#### RECORDS SHOWN
▼

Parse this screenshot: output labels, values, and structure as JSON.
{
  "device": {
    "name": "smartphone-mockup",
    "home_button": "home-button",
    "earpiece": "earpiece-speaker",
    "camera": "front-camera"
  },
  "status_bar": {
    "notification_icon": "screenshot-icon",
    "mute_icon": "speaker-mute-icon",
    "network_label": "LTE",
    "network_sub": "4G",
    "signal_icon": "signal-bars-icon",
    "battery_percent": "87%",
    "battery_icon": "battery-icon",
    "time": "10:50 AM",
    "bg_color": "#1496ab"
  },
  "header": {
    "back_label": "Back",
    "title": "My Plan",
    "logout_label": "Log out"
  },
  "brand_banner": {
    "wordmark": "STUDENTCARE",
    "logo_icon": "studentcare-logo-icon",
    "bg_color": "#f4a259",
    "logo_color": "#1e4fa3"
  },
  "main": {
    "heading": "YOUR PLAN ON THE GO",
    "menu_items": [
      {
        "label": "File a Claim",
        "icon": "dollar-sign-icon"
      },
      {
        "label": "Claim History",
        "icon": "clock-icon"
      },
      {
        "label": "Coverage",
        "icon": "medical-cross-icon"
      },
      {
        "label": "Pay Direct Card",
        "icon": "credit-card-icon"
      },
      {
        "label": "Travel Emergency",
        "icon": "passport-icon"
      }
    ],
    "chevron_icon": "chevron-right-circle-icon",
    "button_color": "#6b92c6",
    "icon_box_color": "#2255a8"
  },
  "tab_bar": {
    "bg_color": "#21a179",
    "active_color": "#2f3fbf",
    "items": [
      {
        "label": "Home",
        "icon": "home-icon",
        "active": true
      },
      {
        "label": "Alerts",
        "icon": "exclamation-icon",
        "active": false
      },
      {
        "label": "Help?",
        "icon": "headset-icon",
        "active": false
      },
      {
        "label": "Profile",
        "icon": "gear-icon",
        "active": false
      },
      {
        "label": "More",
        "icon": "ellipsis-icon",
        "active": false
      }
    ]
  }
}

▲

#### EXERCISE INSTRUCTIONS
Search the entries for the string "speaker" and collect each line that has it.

#### WRITTEN RESPONSE
    "earpiece": "earpiece-speaker",
    "mute_icon": "speaker-mute-icon",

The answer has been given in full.